The basic premise of plaintiffs' claim lies in the factual allegation that their patented lands contain the best and most water located within the Grande Unit and produce the best and most feed for stock; that such fact is known to defendants and that, as a consequence, defendants well know and intend that their cattle will graze upon plaintiffs' lands when the animals are turned loose anywhere near the vicinity. And, indeed, isolated language contained in Light v. United States, 220 U.S. 523, 31 S. Ct. 485, 55 L. Ed. 570, lends comfort to their argument wherein it is stated at p. 537, 31 S. Ct. at p. 488:
"Fence laws do not authorize wanton and wilful trespass, nor do they afford immunity to those who, in disregard of property rights, turn loose their cattle under circumstances showing that they were intended to graze upon the lands of another."

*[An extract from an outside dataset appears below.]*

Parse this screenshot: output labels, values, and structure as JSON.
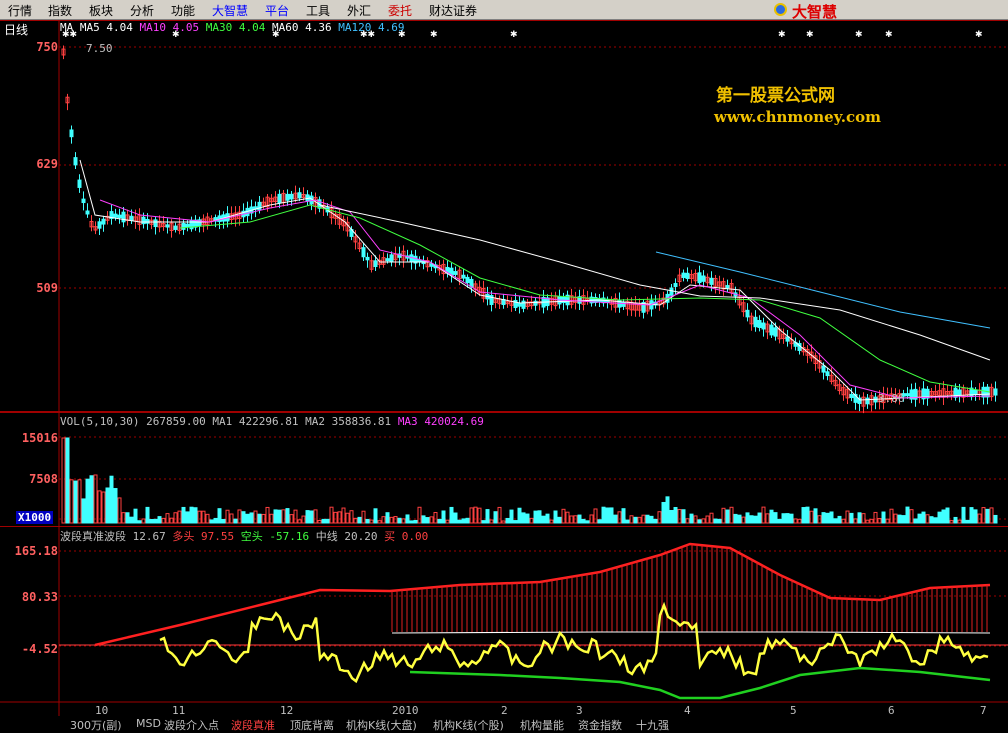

However, we must interpret this language in view of the factual background then being considered and the undisputed factual background of the case at bar. Light presents a deliberate, systematic plan of non-compliance with regulatory requirements "equivalent to driving" cattle upon the lands of another for pasturage. Here, it is undisputed that defendants have complied strictly with the requirements of the BLM pertaining to the number of cattle, turn and area of grazing and have acted pursuant to federal permit which has been issued only after consideration of the capacity of the public domain, exclusive of the plaintiffs' lands, to support the quota allowed. The defendants' cattle entered the public domain through gates provided for that purpose. Under these circumstances, the likelihood of the animals straying to plaintiffs' lands, as a matter of law, cannot premise a claim for wilful trespass. To hold otherwise would frustrate the congressional policy of permissive grazing upon the public domain and would, in this case, allow plaintiffs a virtual monopoly upon the Elquist Allotment.
Since Nevada has specifically rejected the common law rule that the owner of livestock is responsible for the confinement of his livestock, Chase v. Chase, 15 Nev. 259; Williams Estate Co. v. Nevada Wonder Mining Co., supra, the trespass here complained of can rise no higher than an incident of the open range and the judgment below is correct.

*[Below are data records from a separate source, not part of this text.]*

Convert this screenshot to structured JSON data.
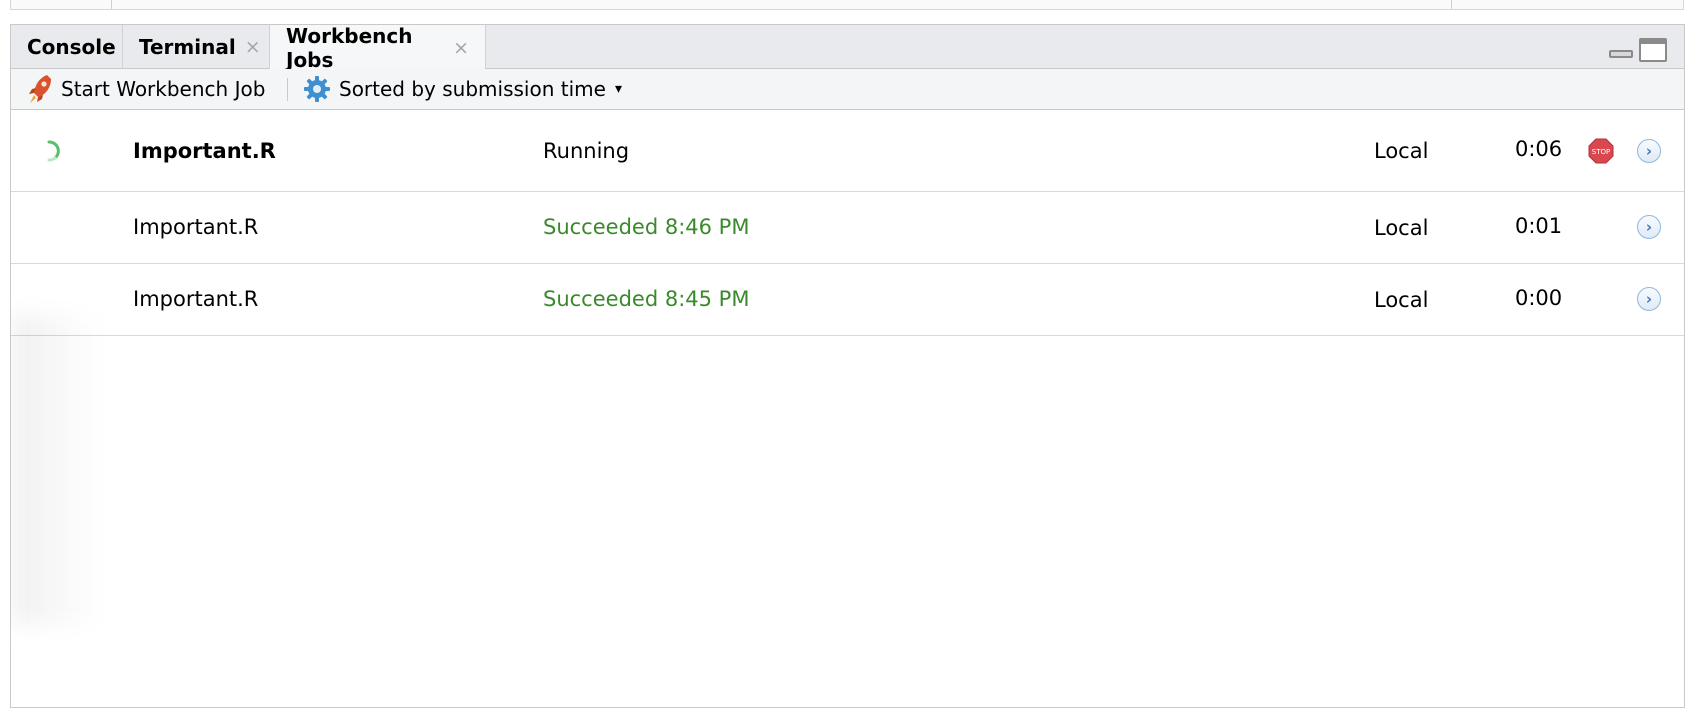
{
  "tabs": [
    {
      "label": "Console",
      "closable": false,
      "active": false
    },
    {
      "label": "Terminal",
      "closable": true,
      "active": false
    },
    {
      "label": "Workbench Jobs",
      "closable": true,
      "active": true
    }
  ],
  "tab_close_glyph": "×",
  "toolbar": {
    "start_job_label": "Start Workbench Job",
    "start_job_icon": "rocket-icon",
    "sort_label": "Sorted by submission time",
    "sort_icon": "gear-icon",
    "sort_caret": "▾"
  },
  "jobs": [
    {
      "name": "Important.R",
      "status": "Running",
      "location": "Local",
      "elapsed": "0:06",
      "running": true,
      "stop_label": "STOP"
    },
    {
      "name": "Important.R",
      "status": "Succeeded 8:46 PM",
      "location": "Local",
      "elapsed": "0:01",
      "running": false
    },
    {
      "name": "Important.R",
      "status": "Succeeded 8:45 PM",
      "location": "Local",
      "elapsed": "0:00",
      "running": false
    }
  ],
  "colors": {
    "succeeded": "#3a8a2c",
    "stop": "#d9484f",
    "spinner": "#5bbf6a",
    "rocket": "#d9532e",
    "gear": "#3f8fd0"
  }
}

Plaintiffs sought damages for trespass in the federal district court initially in 1963. The court at that time held that so long as plaintiffs continued to accept government pasturage and feed without charge, they were estopped to deny other government permittees use of their private lands in the Unit